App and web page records

++++++

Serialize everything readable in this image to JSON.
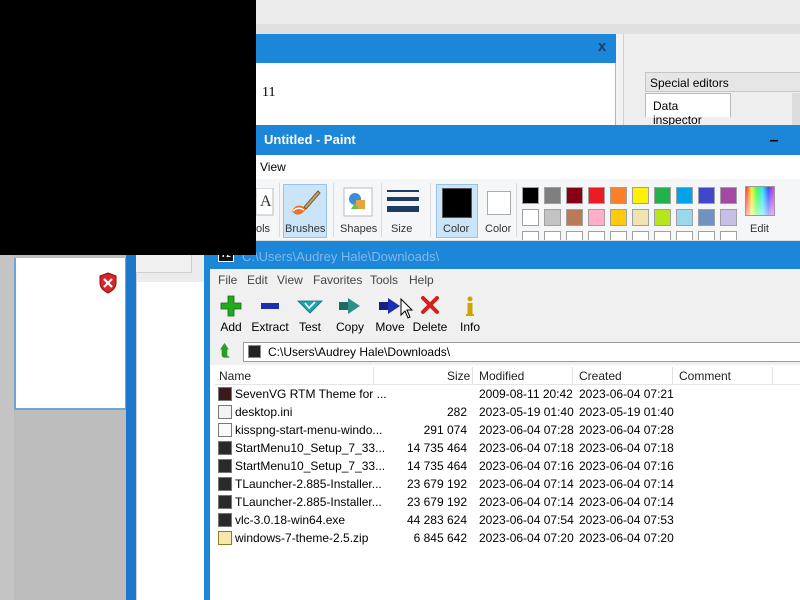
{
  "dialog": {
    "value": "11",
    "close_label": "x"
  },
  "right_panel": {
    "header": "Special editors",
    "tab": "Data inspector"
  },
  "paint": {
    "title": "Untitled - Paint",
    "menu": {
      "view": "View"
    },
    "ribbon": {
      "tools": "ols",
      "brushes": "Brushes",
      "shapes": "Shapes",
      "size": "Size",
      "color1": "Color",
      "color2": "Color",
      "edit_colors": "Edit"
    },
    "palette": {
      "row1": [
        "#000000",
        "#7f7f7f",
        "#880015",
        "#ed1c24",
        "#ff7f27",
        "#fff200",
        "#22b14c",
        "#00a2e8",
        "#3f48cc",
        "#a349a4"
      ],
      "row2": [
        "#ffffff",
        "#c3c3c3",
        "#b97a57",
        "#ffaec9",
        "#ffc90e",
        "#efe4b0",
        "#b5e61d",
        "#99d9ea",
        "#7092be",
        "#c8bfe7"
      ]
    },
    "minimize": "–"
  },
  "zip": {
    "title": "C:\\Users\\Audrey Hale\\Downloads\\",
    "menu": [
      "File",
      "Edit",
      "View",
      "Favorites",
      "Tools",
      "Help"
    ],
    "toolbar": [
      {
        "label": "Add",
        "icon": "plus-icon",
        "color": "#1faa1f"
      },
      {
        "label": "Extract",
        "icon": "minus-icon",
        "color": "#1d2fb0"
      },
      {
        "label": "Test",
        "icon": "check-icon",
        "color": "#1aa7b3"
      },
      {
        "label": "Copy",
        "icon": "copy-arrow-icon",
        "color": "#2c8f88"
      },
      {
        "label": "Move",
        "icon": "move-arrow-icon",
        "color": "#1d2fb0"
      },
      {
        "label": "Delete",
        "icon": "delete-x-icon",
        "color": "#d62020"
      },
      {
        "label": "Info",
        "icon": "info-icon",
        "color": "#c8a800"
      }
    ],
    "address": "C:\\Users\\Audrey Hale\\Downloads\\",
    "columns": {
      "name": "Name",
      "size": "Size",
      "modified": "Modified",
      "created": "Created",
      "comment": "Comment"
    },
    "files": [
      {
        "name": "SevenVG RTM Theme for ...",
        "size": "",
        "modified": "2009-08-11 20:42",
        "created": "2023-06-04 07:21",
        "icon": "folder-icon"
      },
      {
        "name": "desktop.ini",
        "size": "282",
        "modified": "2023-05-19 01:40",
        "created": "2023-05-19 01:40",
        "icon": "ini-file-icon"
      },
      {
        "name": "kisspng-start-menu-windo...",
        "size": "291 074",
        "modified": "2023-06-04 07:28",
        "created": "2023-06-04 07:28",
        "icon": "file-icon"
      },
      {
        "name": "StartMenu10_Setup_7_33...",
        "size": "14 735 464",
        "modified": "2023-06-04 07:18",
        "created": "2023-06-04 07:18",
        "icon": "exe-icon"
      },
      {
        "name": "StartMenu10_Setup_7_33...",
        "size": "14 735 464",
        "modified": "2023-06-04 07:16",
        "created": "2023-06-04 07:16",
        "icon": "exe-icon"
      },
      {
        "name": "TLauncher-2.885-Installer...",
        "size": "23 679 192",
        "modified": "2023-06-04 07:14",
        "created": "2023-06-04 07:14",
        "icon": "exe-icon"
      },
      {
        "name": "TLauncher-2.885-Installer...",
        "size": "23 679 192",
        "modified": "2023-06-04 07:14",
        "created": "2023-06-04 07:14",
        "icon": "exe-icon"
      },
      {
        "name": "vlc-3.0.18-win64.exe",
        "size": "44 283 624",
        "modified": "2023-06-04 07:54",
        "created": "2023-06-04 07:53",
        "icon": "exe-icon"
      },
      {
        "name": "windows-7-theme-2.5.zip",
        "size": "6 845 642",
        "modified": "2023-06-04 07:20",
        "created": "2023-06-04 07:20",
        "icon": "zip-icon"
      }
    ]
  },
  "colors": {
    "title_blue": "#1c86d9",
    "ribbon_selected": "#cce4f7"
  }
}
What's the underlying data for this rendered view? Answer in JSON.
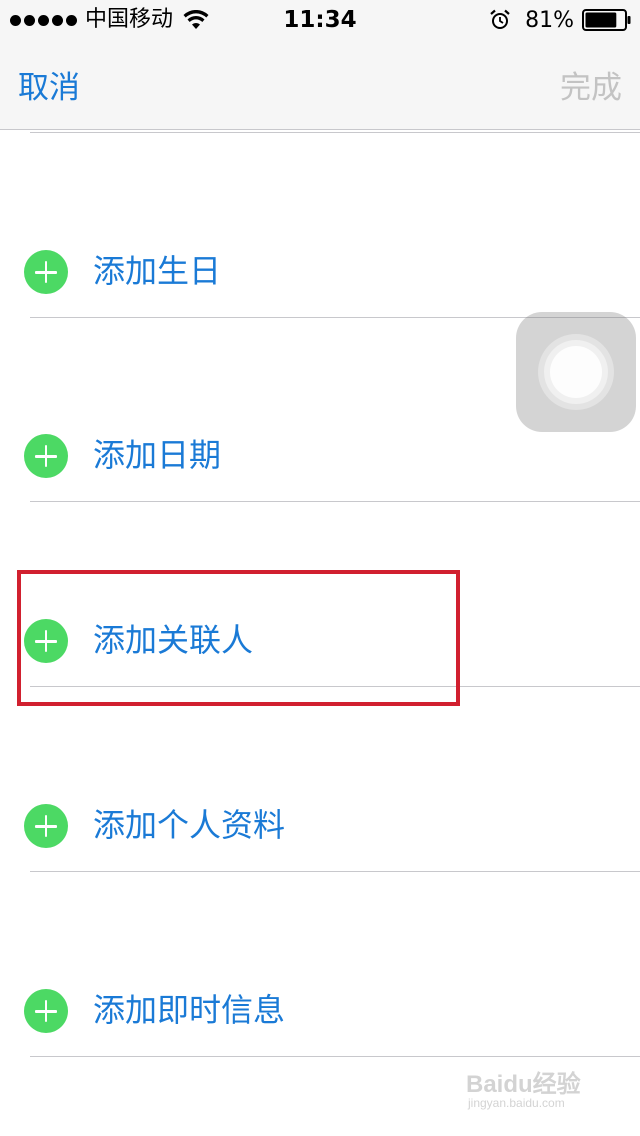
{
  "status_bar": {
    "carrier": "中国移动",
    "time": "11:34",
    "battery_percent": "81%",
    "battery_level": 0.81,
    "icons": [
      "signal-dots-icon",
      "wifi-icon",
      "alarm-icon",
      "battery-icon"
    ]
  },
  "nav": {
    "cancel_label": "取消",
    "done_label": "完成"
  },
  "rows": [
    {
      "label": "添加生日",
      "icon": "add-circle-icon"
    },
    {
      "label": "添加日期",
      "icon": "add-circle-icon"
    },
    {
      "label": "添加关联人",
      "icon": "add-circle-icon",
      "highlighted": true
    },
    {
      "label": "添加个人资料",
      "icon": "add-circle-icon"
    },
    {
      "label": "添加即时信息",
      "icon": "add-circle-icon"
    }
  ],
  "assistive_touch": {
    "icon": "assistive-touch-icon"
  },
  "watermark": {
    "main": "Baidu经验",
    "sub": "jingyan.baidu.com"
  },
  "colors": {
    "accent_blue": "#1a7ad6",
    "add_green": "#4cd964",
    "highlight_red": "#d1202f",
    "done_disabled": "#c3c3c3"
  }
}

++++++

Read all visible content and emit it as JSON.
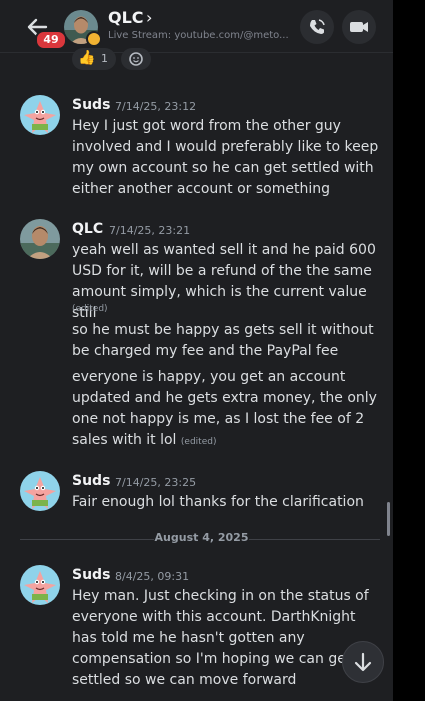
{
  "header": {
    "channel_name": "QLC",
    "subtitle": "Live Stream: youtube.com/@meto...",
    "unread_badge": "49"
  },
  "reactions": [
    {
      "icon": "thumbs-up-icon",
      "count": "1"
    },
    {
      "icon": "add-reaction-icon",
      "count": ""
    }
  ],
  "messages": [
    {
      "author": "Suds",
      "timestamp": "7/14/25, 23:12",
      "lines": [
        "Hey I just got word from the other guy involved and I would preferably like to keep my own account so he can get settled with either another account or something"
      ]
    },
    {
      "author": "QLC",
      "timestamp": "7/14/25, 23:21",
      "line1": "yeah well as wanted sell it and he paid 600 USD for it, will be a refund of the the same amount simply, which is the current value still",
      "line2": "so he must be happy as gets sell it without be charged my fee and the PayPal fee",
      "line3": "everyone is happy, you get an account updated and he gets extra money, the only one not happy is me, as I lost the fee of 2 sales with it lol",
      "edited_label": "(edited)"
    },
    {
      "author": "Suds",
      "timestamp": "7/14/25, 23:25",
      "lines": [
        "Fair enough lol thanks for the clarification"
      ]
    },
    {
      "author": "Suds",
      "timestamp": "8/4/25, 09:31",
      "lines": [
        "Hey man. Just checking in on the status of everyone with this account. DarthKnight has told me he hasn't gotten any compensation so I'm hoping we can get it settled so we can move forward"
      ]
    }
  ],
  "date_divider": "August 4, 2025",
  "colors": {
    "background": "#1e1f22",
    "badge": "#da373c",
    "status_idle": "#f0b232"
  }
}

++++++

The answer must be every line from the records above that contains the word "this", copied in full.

## ANSWER FOR THE TASK
Serialize everything readable in this image to JSON.
What's the underlying data for this rendered view? Answer in JSON.
        "Hey man. Just checking in on the status of everyone with this account. DarthKnight has told me he hasn't gotten any compensation so I'm hoping we can get it settled so we can move forward"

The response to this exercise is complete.